Frequently Asked Employer Questions: Auditing Employee Pay Structures
What impact do the recent collective bargaining agreements equalizing pay between the Men’s and Women’s US Soccer teams have on employers outside of professional sports?
Following protracted equal pay litigation, the U.S. Soccer Federation has agreed to pay the U.S. Men’s National Team and the U.S. Women’s National Team equally, which (at least through 2028) eliminates a pay gap between male and female players and includes an equalization of FIFA World Cup prize money. Such an agreement is actually the first in the world in professional sports, not just the United States.
From a wage and hour perspective, The Equal Pay Act of 1963 seeks to eliminate wage disparity on the basis of sex for employees (i) within the same business, (ii) performing equal work at jobs (iii) that require equal, skill, effort, and responsibility, and (iv) are performed under similar working conditions.
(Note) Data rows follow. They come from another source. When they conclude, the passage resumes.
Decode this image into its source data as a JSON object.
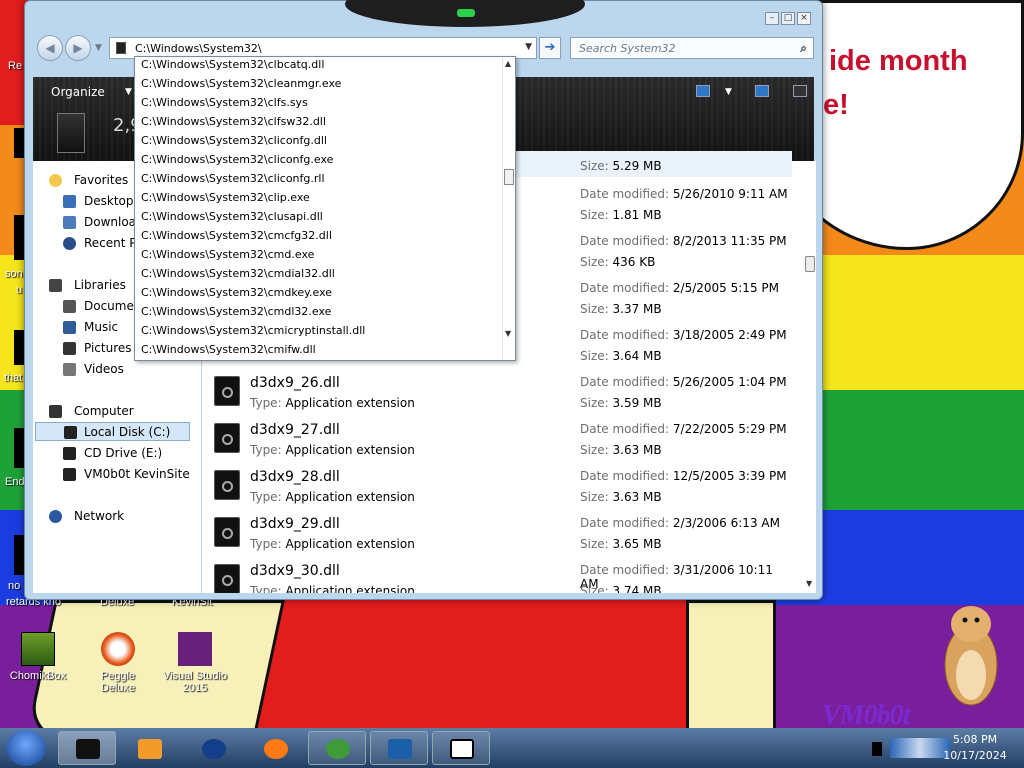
{
  "desktop": {
    "bubble_line1": "ide month",
    "bubble_line2": "e!",
    "left_fragments": [
      "Re",
      "son",
      "u",
      "that",
      "End",
      "no",
      "retards kno"
    ],
    "icons": [
      {
        "label": "ChomikBox"
      },
      {
        "label": "Peggle Deluxe"
      },
      {
        "label": "Visual Studio 2015"
      }
    ],
    "partial_icons": [
      "Deluxe",
      "KevinSit"
    ],
    "watermark": "VM0b0t"
  },
  "window": {
    "address": "C:\\Windows\\System32\\",
    "search_placeholder": "Search System32",
    "toolbar": {
      "organize": "Organize",
      "count_partial": "2,9"
    },
    "nav": {
      "favorites": "Favorites",
      "desktop": "Desktop",
      "downloads": "Downloa",
      "recent": "Recent Pla",
      "libraries": "Libraries",
      "documents": "Documen",
      "music": "Music",
      "pictures": "Pictures",
      "videos": "Videos",
      "computer": "Computer",
      "local_disk": "Local Disk (C:)",
      "cd_drive": "CD Drive (E:)",
      "kevinsite": "VM0b0t KevinSite",
      "network": "Network"
    },
    "labels": {
      "date_modified": "Date modified:",
      "size": "Size:",
      "type": "Type:"
    },
    "partial_rows": [
      {
        "size": "5.29 MB"
      },
      {
        "date": "5/26/2010 9:11 AM",
        "size": "1.81 MB"
      },
      {
        "date": "8/2/2013 11:35 PM",
        "size": "436 KB"
      },
      {
        "date": "2/5/2005 5:15 PM",
        "size": "3.37 MB"
      },
      {
        "date": "3/18/2005 2:49 PM",
        "size": "3.64 MB"
      }
    ],
    "files": [
      {
        "name": "d3dx9_26.dll",
        "type": "Application extension",
        "date": "5/26/2005 1:04 PM",
        "size": "3.59 MB"
      },
      {
        "name": "d3dx9_27.dll",
        "type": "Application extension",
        "date": "7/22/2005 5:29 PM",
        "size": "3.63 MB"
      },
      {
        "name": "d3dx9_28.dll",
        "type": "Application extension",
        "date": "12/5/2005 3:39 PM",
        "size": "3.63 MB"
      },
      {
        "name": "d3dx9_29.dll",
        "type": "Application extension",
        "date": "2/3/2006 6:13 AM",
        "size": "3.65 MB"
      },
      {
        "name": "d3dx9_30.dll",
        "type": "Application extension",
        "date": "3/31/2006 10:11 AM",
        "size": "3.74 MB"
      }
    ]
  },
  "autocomplete": [
    "C:\\Windows\\System32\\clbcatq.dll",
    "C:\\Windows\\System32\\cleanmgr.exe",
    "C:\\Windows\\System32\\clfs.sys",
    "C:\\Windows\\System32\\clfsw32.dll",
    "C:\\Windows\\System32\\cliconfg.dll",
    "C:\\Windows\\System32\\cliconfg.exe",
    "C:\\Windows\\System32\\cliconfg.rll",
    "C:\\Windows\\System32\\clip.exe",
    "C:\\Windows\\System32\\clusapi.dll",
    "C:\\Windows\\System32\\cmcfg32.dll",
    "C:\\Windows\\System32\\cmd.exe",
    "C:\\Windows\\System32\\cmdial32.dll",
    "C:\\Windows\\System32\\cmdkey.exe",
    "C:\\Windows\\System32\\cmdl32.exe",
    "C:\\Windows\\System32\\cmicryptinstall.dll",
    "C:\\Windows\\System32\\cmifw.dll"
  ],
  "taskbar": {
    "time": "5:08 PM",
    "date": "10/17/2024"
  },
  "colors": {
    "rainbow": [
      "#e21d1d",
      "#f38a1a",
      "#f5e51a",
      "#1ea238",
      "#1b3de0",
      "#7a1f9c"
    ],
    "accent": "#2c64b5"
  }
}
Unless the employer can show that the pay disparity is actually caused by a (i) seniority system, (ii) merit system, (iii) quantity/quality of production, or (iv) factor other than sex, similar employees (based on the above) of different sexes must paid the same.
Pay audits, where employers verify employees’ wages and identify any pay disparities, are vital to achieving pay equity.
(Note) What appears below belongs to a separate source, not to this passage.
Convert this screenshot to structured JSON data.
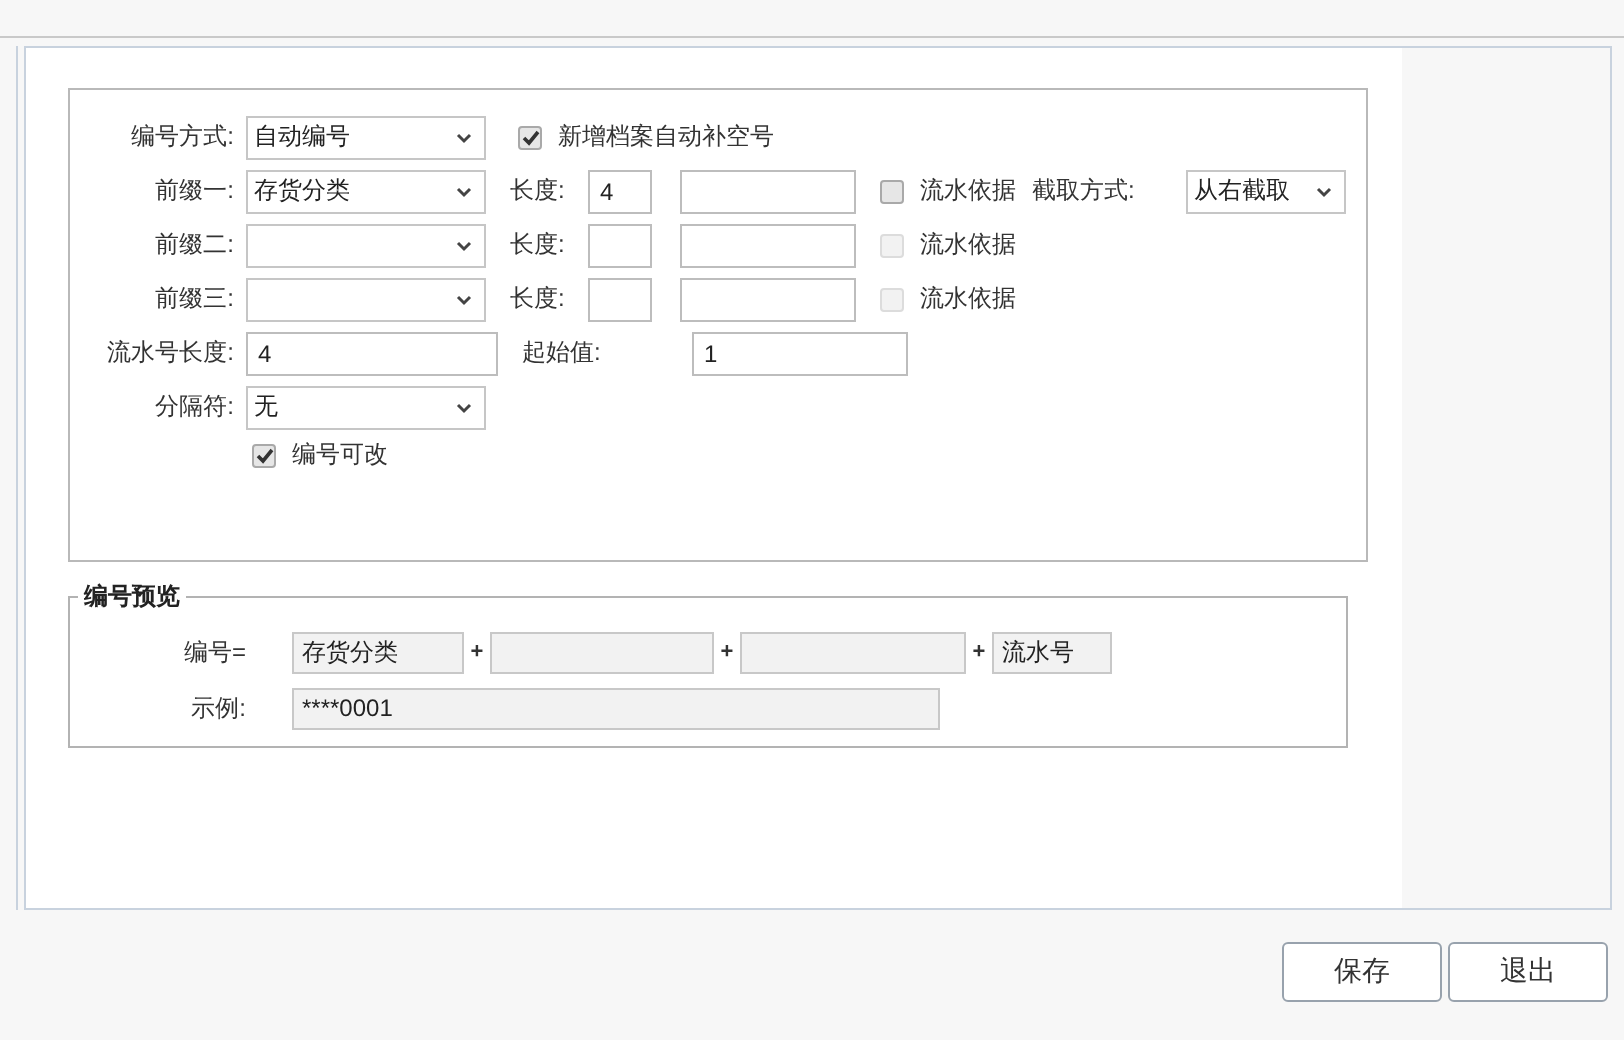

The US Soccer collective bargaining agreements and publicity surrounding them are a good reminder to employers of any industry to regularly audit employee pay structures within this framework and make any necessary changes to ensure compliance with the Equal Pay Act of 1963.
This update provides general information and does not provide tailored legal advice or establish an attorney-client relationship.